At the same time, the Turks ranged widely over the steppes; remains of their own ancient art—showing these strong and varied foreign influences—are found throughout regions of Asiatic Russia, in Outer Mongolia and Afghanistan, and in the part of China that today is called Sinkiang, although it was formerly known as Eastern Turkestan. By the end of the seventh century the Turkish tribesmen were in contact with the Arabs, whose armies had penetrated as far as the Turkish towns of Bukhara and Samarkand. The Arabs found the Turks to be formidable warriors, and soon the palace guard of the Arab caliphs at Baghdad was composed of Turkish mercenaries. From being the caliph’s servants, they became his masters.

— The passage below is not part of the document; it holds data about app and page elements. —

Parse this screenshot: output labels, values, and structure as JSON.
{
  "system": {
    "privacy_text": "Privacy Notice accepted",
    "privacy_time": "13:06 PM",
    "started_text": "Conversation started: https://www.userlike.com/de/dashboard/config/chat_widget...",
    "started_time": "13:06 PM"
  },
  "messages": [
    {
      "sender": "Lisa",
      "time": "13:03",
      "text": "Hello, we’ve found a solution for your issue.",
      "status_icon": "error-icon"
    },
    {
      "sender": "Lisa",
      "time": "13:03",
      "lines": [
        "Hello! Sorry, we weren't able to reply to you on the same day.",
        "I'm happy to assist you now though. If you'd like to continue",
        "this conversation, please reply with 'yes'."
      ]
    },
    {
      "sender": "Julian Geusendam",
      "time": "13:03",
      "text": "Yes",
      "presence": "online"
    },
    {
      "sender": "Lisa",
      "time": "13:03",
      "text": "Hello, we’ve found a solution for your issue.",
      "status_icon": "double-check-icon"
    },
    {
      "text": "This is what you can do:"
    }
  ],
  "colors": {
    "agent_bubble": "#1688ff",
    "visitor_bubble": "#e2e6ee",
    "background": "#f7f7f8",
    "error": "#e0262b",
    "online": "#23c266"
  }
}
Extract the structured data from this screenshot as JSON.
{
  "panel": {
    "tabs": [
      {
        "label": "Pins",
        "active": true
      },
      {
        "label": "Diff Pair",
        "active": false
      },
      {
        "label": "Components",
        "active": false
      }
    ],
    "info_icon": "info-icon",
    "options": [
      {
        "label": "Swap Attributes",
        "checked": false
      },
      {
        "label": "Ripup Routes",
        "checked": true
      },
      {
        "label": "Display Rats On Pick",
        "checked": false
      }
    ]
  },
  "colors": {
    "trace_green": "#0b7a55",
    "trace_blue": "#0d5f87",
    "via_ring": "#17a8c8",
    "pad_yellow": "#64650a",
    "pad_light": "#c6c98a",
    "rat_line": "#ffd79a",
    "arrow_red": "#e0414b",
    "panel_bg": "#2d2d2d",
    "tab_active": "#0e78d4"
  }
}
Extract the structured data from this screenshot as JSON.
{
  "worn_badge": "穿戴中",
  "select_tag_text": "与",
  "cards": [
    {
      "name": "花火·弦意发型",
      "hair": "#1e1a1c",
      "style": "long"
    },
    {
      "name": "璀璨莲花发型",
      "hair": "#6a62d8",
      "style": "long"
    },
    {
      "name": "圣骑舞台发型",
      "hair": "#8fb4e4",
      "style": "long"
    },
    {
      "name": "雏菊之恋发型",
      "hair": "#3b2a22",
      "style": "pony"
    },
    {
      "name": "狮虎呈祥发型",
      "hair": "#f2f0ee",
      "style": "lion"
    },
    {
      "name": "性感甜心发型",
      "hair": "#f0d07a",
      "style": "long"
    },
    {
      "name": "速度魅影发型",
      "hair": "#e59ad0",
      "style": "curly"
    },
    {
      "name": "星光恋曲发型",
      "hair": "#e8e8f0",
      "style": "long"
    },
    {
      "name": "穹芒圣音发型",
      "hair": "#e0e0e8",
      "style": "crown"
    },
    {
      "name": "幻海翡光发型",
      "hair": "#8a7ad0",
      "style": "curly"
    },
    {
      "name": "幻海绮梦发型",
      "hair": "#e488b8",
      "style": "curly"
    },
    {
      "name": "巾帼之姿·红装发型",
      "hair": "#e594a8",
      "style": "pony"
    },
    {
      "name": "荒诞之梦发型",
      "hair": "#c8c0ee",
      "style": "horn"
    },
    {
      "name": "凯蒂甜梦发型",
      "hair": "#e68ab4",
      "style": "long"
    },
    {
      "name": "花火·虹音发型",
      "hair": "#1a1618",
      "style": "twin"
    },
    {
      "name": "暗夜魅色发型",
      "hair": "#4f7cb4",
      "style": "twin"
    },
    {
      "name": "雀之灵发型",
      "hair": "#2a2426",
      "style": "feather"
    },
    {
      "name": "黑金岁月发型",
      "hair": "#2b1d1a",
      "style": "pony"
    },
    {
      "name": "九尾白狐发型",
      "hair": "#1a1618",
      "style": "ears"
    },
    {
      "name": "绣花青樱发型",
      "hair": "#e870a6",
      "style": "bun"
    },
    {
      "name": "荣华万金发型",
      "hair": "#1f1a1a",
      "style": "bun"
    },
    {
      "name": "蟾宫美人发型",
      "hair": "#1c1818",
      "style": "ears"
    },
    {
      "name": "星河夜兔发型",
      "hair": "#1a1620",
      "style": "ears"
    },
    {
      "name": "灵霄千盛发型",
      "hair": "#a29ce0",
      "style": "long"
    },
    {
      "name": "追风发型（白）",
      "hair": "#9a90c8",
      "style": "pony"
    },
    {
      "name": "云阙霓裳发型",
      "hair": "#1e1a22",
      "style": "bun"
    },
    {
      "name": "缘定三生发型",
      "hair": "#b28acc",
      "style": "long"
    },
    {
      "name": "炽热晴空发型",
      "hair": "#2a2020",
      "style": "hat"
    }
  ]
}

By the ninth century the Seljuk Turks—tribesmen whose chieftains claimed descent from an ancestral hero named Seljuk—had made the caliph into a figurehead. In 1055 they took over most of the great Arab empire for themselves; a few years later, in 1071, they defeated the emperor of Byzantium at Manzikert in Asia Minor and began settling in that country. Shortly before the year 1300 a few hundred families of another Turkish tribe left their central Asiatic pastures near the river Oxus to settle in the domain of their Seljuk kin. Under their leader, Osman, they soon moved into western Asia Minor, and as the Seljuk empire broke into fragments, they extended their sway to gain control eventually over the entire region.
Osman’s descendants, the Osmanli or Ottoman sultans, continued to rule Asia Minor until the establishment of the Turkish republic in 1922. One of the most famous of them, Mohammed II, captured Constantinople in 1453 and put an end to the diminished Byzantine empire. Once his capital was established there, he sent his armies o in all four directions. The swiftly moving Turkish horsemen returned victorious—and rich—and the sultans soon ruled an empire on three continents. Osman’s descendants led glorious but dangerous lives. Whenever a new sultan ascended the bejeweled imperial throne, he had his brothers strangled to rid himself of rivals.

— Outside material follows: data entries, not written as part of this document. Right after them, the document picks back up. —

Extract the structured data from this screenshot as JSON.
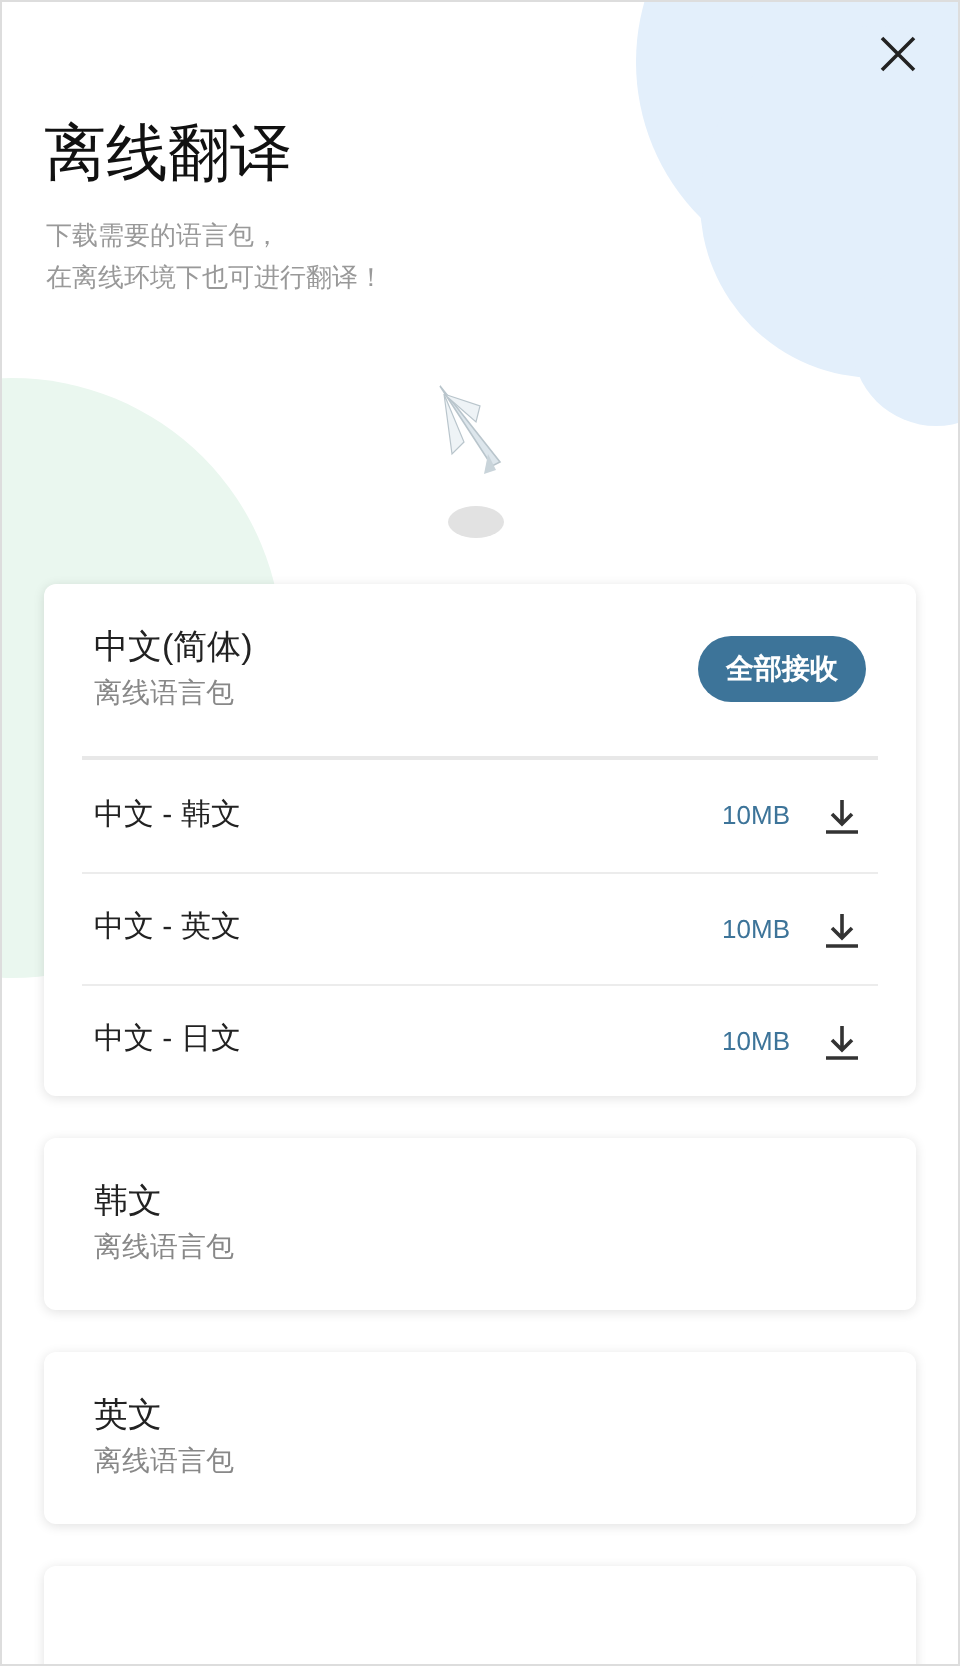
{
  "title": "离线翻译",
  "subtitle_lines": [
    "下载需要的语言包，",
    "在离线环境下也可进行翻译！"
  ],
  "languages": [
    {
      "kind": "group",
      "name": "中文(简体)",
      "caption": "离线语言包",
      "action": "全部接收",
      "packs": [
        {
          "name": "中文 - 韩文",
          "size": "10MB"
        },
        {
          "name": "中文 - 英文",
          "size": "10MB"
        },
        {
          "name": "中文 - 日文",
          "size": "10MB"
        }
      ]
    },
    {
      "kind": "language",
      "name": "韩文",
      "caption": "离线语言包"
    },
    {
      "kind": "language",
      "name": "英文",
      "caption": "离线语言包"
    },
    {
      "kind": "blank"
    }
  ]
}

Later, when the Turks became more civilized, the sultan’s brothers—and often his sons—were merely imprisoned in cages, next to the royal harem, to keep them from mischief. But whenever one of them was lucky enough to reach the throne, he could style himself: “Sultan of the Sultans of East and West, fortunate lord of the domains of the Romans, Persians, and Arabs, Hero of creation … Sultan of the Mediterranean and the Black Sea, of the extolled Ka’aba and Medina the illustrious and Jerusalem the noble, of the throne of Egypt and the province of Yemen, Aden and Sanaa, of Baghdad and Basra and Lahsa and Ctesiphon, of the lands of Algiers and Azerbaijan, of the region of the Kipchaks and the lands of the Tartars, of Kurdistan and Luristan and all Rumelia, Anatolia and Karaman, of Wallachia and Moldavia and Hungary and many kingdoms and lands besides …”

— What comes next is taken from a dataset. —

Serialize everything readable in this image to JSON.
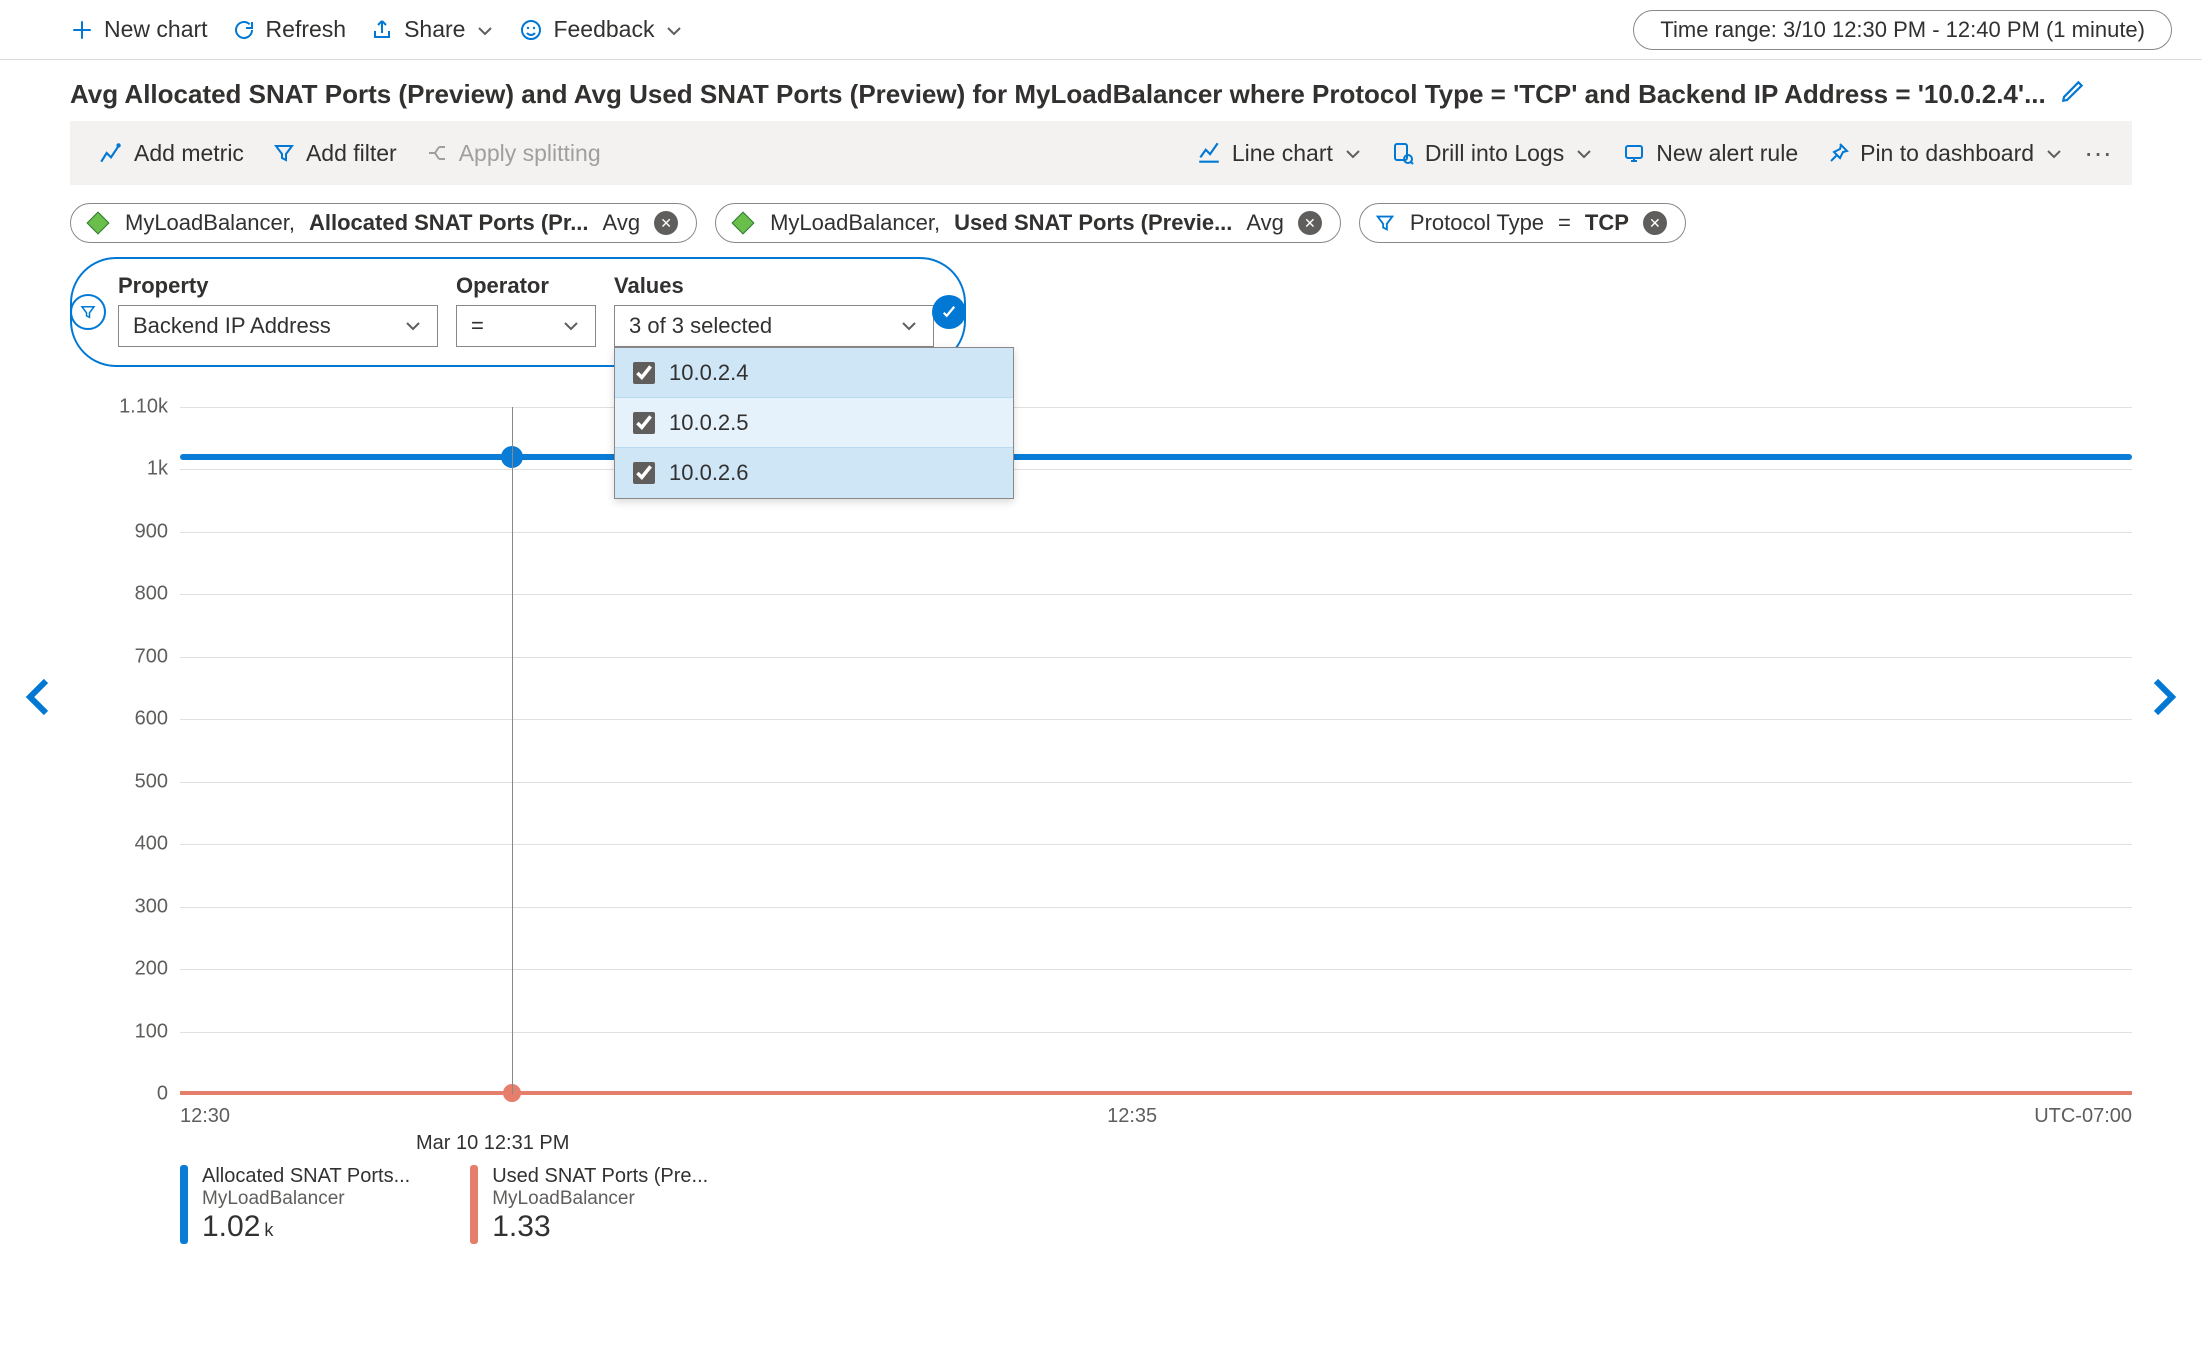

Turkish royal politics being what they were, it was a fortunate sultan who stayed on the throne long enough to memorize, or even recite, this formula. The court artists who were called upon to depict so august and all-powerful a personage had a difficult task. They showed the sultan bigger than the people around him, his rich robes billowing out to all an inordinately large share of the picture space. The painters, like almost everyone else who lived and worked in the Grand Seraglio, the enormous royal palace at Constantinople, were his slaves, about on a level with the servant who carried in the clock when the sultan wanted to know what time it was, or the man who bore an extra royal turban in public processions and bobbed it up and down to save the sultan the trouble of acknowledging the applause of the populace.